:: TASK BRIEF ::
Collect each line of the records containing the string "averted".

:: INFORMATION SHOWN ::
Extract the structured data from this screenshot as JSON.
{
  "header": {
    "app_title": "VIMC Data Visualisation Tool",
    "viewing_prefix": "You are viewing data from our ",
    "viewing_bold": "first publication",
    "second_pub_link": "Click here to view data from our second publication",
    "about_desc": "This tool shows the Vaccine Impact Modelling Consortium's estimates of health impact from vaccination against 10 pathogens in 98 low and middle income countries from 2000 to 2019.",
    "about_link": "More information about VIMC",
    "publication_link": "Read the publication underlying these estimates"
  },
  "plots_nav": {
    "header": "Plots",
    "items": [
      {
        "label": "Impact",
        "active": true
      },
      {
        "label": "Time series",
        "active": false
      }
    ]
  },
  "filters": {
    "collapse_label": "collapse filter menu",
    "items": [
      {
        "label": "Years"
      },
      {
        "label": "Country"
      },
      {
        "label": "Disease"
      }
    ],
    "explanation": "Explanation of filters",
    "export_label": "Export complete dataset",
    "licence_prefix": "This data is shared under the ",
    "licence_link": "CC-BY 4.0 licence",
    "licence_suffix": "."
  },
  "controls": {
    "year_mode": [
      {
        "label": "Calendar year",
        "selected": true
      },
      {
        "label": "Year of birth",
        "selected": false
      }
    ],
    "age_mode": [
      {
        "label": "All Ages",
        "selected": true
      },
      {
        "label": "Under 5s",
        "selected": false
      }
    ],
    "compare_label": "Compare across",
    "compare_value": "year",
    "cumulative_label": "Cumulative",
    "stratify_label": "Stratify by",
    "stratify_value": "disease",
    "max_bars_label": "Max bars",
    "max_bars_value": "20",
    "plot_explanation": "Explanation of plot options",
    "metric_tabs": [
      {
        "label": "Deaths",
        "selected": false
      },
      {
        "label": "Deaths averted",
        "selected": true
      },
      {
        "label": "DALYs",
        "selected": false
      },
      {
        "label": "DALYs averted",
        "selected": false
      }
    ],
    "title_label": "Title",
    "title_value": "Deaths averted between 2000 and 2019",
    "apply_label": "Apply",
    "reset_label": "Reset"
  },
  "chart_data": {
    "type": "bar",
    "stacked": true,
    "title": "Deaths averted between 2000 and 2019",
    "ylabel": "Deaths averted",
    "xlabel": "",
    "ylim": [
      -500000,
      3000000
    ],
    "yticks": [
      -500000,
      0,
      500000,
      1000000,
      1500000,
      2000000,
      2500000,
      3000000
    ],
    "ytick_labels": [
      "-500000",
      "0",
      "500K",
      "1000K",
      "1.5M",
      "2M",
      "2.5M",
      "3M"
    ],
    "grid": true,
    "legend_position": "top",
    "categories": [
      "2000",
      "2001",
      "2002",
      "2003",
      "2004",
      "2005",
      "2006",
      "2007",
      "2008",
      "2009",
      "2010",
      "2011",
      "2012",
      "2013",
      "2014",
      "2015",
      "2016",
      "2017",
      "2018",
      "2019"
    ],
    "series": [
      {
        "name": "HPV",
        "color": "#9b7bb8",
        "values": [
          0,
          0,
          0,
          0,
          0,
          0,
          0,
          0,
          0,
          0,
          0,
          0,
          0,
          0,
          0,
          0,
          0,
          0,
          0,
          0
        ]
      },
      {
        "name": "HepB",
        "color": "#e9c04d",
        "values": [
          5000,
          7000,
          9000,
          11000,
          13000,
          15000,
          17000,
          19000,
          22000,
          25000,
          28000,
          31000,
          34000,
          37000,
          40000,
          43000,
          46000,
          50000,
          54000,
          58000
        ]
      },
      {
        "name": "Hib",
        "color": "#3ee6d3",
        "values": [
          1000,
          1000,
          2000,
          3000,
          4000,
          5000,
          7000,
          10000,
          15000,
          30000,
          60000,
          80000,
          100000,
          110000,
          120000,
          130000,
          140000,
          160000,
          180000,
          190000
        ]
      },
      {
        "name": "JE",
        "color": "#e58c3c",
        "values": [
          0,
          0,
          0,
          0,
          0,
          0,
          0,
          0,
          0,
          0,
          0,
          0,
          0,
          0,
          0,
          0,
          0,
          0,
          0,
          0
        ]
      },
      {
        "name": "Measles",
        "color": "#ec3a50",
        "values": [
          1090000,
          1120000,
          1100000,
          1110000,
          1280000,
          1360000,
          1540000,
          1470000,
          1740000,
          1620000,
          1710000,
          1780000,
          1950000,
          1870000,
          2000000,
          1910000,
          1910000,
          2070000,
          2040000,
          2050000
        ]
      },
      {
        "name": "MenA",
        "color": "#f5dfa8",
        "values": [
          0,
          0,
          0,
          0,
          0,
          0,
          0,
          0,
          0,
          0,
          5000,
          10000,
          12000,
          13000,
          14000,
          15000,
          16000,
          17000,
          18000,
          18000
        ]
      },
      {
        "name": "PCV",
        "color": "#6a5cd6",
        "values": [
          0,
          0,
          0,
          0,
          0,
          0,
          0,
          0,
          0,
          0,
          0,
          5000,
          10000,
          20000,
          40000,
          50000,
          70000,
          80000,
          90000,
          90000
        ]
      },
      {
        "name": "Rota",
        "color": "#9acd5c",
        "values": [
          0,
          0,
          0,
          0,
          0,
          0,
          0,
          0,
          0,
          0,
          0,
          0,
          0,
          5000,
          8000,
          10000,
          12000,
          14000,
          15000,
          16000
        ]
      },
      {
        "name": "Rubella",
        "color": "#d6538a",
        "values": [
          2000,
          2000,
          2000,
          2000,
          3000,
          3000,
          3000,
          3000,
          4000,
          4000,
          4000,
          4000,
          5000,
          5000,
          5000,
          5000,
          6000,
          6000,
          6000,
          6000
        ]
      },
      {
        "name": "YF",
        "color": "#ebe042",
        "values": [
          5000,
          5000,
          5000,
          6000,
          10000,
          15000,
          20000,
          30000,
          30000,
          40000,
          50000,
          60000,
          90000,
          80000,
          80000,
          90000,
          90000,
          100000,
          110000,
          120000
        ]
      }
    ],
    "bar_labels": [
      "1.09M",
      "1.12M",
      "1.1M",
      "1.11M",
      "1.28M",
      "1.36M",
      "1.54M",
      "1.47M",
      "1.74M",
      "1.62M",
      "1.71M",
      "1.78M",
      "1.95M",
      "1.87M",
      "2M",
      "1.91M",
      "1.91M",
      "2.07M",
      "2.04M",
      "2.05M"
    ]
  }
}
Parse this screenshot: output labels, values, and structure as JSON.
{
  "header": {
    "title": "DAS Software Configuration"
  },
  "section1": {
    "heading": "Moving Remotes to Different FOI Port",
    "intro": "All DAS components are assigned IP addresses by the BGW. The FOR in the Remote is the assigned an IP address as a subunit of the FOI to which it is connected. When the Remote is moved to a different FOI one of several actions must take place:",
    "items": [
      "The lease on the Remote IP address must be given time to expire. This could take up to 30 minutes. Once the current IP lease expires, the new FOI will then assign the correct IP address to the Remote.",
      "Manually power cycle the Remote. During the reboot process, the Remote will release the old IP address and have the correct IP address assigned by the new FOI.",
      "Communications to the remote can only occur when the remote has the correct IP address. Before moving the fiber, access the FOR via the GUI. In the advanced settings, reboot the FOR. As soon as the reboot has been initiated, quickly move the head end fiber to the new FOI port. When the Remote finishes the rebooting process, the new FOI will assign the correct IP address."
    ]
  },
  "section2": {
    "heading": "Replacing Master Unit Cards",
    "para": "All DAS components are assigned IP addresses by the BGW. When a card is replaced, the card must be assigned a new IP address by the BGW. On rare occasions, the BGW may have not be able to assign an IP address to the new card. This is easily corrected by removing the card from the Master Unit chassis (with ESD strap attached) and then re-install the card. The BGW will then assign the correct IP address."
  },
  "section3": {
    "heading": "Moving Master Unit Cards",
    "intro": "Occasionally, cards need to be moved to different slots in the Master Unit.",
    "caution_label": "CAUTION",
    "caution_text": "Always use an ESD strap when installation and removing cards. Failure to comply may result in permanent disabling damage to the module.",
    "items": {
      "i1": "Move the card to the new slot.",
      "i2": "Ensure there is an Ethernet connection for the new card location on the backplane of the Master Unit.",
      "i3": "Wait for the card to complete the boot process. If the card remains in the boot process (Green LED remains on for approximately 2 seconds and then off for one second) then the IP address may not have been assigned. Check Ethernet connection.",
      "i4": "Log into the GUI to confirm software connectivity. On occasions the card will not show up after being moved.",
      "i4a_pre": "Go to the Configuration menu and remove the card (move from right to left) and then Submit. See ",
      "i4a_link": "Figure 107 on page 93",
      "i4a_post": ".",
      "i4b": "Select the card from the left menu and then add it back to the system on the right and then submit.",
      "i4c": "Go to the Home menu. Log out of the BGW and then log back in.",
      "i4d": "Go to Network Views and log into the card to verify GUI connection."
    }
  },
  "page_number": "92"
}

:: RESPONSE AREA ::
        "label": "Deaths averted",
        "label": "DALYs averted",
    "title_value": "Deaths averted between 2000 and 2019",
    "title": "Deaths averted between 2000 and 2019",
    "ylabel": "Deaths averted",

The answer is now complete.